praying, in his mind, or with his tongue. When " he had a little recovered from the shaking upon “the hurdle, and cheered his spirits, he mounted " the platform, and courteously saluting the sur“ rounding multitude, with a look composed of “the greatest modesty and cheerfulness,—(leave “ of speaking having been given to him),—he ad« dressed them to this effect:- This day is sacred " to the finding of the holy cross ! Under the
protęction of this cross, it has pleased the Divine « Goodness that I should be brought to this place, " and lay down, for its sake, my life, and all the
crosses of this fleeting and inconstant life. This
is, indeed, a great blessing! a blessing, for which “it is proper that I return God unlimited thanks.
“ What other day ought more to be wished for by
me, than that on which the commemoration of “ the cross of Christ is most splendidly celebrated “ throughout the whole catholic church ! Most of you
know on what account I am now dying; it “is unquestionably, because I did not reveal a cir“ cumstance, told me in the sacrament of confes
sion; in which, though I have not sinned against God, yet I seem, to most people, to have offended
against the king. To be thought to have offended “ the king, really gives me great concern.
You ought, however, to know, that, among us, there “ is that respect for the sacrament, that it is, on “ no account, lawful to divulge any wicked designs “ which are heard in it; unless when and where “ the penitent himself hath granted leave. In one
thing, perhaps, but certainly in this one thing only, have I offended; that I suppressed, in si
lence, some suspicions I had, from other sources. “ Still, in the mean time, I strove, by other " to appease the minds of the turbulent, and to
prevent their plots : my own opinion of these persons deceived me, and for this silence, I ask pardon.'
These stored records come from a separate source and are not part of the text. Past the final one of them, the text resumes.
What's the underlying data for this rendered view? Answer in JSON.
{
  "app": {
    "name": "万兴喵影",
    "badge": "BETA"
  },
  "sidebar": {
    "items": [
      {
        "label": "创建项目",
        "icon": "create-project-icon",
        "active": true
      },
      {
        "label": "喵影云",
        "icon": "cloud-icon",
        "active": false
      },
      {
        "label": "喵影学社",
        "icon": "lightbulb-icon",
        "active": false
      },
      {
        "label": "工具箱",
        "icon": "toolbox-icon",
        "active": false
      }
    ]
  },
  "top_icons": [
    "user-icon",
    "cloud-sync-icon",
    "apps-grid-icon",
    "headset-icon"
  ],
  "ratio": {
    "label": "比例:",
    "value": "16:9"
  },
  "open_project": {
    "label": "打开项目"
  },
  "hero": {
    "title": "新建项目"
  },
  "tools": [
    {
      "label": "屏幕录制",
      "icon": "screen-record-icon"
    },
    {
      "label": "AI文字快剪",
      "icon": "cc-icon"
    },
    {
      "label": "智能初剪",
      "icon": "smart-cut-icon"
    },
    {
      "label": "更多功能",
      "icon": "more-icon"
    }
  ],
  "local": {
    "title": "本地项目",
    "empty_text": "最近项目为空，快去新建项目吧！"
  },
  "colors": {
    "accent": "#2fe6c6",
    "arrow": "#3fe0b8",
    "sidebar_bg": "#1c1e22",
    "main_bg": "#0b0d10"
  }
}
“ Some person then objected to him, thatCatesby “ had discovered his intentions to him out of con“ fession; and had said that he had the hand-writ“ ing of Garnett himself as a proof of that fact. " "Show me the hand-writing,' said Garnett: if “ it be really my writing, I will not deny it; I am, “ however, sure, that you can produce nothing of “ this kind.' That person having put his hand in